■ EXERCISE: The word to look for is "server". Report every line of the entries below that has it.

■ DATASET RECORDS:
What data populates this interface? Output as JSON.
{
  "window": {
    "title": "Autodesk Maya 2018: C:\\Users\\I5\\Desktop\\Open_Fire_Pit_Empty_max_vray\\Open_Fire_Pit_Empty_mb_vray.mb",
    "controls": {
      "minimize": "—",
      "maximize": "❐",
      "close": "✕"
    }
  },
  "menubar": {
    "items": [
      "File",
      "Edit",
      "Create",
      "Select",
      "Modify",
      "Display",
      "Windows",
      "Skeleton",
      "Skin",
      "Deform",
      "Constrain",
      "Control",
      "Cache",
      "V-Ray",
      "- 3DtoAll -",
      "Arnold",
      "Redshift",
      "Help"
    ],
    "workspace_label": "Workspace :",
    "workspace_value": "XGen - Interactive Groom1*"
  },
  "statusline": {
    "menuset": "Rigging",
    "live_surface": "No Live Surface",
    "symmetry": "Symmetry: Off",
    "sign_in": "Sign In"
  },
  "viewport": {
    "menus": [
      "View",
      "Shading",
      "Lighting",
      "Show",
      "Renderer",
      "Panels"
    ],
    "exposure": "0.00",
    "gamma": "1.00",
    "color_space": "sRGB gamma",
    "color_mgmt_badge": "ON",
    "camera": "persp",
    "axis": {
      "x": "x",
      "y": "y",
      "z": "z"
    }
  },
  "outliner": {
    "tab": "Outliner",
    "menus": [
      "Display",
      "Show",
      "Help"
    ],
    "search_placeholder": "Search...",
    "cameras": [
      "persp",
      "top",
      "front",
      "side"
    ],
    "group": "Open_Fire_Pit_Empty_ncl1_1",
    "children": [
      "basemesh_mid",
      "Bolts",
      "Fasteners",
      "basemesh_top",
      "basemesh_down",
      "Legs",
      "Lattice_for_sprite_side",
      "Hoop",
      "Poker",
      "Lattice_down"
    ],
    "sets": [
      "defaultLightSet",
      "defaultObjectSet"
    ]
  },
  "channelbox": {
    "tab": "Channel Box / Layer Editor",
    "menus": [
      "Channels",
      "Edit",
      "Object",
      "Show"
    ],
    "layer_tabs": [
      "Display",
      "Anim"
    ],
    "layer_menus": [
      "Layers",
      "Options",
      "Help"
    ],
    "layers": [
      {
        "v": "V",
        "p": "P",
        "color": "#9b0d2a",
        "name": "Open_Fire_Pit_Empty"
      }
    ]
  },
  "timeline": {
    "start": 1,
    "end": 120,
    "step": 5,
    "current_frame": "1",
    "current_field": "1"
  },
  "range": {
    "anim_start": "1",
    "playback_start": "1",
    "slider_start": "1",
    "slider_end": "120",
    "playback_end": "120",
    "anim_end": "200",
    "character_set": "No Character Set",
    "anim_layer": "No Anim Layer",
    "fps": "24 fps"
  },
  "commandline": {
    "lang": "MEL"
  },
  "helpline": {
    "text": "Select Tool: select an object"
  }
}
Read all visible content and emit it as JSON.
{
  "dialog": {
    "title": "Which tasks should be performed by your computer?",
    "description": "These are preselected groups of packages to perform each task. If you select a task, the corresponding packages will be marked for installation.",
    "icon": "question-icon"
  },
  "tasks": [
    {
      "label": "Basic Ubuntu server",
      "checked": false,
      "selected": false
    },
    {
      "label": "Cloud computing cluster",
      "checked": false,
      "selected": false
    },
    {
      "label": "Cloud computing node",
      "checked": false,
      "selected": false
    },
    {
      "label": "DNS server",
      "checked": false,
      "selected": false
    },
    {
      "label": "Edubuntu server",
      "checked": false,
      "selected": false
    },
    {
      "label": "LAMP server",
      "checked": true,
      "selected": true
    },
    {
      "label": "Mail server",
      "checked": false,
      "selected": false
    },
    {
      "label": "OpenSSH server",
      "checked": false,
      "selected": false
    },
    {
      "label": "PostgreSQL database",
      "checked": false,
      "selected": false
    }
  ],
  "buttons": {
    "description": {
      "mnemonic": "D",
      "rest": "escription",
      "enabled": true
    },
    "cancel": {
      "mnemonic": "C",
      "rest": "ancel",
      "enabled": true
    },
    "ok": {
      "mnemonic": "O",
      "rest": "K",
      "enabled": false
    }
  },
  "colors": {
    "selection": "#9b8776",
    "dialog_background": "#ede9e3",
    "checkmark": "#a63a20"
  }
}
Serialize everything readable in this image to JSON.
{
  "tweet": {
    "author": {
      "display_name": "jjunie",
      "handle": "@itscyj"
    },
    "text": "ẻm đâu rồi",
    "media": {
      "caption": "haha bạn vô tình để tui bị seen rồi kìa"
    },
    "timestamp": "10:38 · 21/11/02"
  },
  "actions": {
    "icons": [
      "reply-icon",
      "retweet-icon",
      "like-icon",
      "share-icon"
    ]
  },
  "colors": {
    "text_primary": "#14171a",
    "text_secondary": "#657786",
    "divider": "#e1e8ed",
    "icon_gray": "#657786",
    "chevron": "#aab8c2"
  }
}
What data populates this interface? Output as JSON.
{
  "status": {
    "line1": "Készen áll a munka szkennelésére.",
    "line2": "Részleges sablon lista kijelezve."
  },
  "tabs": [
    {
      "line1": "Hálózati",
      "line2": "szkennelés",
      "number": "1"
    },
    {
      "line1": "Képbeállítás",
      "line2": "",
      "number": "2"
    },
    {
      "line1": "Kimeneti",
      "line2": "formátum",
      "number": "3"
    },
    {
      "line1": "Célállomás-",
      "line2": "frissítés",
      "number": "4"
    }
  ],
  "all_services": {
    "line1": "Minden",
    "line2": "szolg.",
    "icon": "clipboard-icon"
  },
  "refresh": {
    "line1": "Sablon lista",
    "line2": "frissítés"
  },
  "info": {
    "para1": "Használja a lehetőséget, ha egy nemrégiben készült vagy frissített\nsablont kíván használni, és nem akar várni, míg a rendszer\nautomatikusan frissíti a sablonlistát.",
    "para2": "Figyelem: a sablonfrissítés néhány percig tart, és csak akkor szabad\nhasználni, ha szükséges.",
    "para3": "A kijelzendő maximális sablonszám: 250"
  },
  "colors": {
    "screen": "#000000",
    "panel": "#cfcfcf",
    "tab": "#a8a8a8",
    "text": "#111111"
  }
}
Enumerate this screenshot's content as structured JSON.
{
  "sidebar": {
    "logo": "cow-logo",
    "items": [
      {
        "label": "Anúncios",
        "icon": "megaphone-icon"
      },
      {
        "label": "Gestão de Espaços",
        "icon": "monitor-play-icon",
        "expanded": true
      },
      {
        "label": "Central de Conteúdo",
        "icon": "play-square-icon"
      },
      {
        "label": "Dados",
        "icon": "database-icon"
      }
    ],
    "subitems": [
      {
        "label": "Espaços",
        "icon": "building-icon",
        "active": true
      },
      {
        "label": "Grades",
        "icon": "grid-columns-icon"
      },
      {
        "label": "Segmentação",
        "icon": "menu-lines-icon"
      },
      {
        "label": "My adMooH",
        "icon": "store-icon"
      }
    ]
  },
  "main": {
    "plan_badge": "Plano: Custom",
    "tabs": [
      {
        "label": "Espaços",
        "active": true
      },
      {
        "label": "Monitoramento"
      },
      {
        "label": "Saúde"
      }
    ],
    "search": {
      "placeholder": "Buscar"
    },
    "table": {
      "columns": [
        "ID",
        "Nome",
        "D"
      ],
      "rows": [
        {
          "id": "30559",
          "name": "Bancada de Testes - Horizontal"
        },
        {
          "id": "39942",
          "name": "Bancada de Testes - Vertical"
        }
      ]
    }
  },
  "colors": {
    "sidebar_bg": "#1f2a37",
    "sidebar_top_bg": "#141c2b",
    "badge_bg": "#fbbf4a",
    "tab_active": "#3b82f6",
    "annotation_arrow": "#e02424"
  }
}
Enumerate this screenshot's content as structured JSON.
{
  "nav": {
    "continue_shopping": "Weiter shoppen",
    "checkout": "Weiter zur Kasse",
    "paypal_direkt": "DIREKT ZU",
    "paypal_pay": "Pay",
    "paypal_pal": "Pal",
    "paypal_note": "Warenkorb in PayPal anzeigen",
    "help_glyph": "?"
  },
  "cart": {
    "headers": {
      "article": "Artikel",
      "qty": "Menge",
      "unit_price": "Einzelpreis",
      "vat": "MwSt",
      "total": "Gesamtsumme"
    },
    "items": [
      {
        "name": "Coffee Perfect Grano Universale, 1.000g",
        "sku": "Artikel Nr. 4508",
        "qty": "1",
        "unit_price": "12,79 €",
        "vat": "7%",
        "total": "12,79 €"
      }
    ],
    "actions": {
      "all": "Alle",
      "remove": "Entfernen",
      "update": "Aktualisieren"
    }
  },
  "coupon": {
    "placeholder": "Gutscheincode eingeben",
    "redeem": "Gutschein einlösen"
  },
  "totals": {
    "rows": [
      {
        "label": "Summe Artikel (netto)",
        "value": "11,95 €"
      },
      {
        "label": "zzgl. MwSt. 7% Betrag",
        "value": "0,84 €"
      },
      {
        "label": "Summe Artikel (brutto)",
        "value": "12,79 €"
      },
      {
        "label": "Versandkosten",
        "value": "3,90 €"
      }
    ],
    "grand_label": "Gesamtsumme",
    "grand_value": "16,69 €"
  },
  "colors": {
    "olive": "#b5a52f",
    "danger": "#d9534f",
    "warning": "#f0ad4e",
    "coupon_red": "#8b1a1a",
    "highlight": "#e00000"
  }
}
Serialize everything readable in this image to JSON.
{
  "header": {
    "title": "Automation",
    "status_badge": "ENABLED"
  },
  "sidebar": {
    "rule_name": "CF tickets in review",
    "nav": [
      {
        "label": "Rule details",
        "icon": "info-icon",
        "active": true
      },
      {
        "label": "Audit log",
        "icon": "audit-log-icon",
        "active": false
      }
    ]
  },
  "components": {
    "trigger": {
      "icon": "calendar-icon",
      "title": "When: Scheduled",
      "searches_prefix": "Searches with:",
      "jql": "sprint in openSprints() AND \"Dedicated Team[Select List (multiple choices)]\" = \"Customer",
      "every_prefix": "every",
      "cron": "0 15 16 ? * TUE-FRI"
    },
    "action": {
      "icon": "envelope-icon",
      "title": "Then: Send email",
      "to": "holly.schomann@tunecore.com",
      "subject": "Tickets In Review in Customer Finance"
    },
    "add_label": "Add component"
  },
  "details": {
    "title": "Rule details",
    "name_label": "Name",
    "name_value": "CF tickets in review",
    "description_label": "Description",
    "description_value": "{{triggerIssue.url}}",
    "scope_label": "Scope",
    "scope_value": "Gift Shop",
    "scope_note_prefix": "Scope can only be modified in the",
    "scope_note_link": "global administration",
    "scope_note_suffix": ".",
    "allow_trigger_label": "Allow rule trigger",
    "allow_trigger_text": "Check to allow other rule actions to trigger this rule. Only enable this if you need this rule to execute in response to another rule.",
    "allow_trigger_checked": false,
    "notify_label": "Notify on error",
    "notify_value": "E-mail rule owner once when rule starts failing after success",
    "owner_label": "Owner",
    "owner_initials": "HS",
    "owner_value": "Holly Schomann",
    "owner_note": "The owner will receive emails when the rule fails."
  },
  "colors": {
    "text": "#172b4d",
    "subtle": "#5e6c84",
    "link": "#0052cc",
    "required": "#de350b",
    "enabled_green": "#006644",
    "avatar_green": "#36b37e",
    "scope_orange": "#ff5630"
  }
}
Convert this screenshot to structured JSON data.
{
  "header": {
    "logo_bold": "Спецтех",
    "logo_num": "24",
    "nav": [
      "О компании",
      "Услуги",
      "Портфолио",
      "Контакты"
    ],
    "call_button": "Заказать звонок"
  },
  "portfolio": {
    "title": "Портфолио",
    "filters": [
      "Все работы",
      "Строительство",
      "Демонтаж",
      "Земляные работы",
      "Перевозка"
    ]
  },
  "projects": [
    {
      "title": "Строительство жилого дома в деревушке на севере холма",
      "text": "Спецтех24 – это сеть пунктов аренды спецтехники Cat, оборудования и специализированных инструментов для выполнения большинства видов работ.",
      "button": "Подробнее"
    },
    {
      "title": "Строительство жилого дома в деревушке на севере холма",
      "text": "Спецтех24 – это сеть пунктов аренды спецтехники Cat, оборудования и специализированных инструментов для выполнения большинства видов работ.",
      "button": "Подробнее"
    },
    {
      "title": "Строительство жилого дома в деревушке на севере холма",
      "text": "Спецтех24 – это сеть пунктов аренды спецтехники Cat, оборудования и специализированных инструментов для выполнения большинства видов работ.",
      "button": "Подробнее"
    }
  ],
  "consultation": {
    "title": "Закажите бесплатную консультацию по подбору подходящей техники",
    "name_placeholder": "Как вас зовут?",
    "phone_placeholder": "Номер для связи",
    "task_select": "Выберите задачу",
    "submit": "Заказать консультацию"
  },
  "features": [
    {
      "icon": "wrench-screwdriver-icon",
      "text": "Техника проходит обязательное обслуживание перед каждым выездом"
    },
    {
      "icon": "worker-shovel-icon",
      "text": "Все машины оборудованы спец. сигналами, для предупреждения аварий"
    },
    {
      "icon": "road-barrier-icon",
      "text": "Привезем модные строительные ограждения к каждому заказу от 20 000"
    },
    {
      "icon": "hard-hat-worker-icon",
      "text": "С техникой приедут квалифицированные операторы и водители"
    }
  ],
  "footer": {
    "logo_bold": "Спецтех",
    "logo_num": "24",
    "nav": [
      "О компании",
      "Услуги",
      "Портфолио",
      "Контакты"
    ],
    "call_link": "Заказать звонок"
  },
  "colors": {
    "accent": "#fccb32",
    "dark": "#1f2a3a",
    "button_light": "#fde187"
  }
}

■ EXERCISE RESULT:
      "label": "Basic Ubuntu server",
      "label": "DNS server",
      "label": "Edubuntu server",
      "label": "LAMP server",
      "label": "Mail server",
      "label": "OpenSSH server",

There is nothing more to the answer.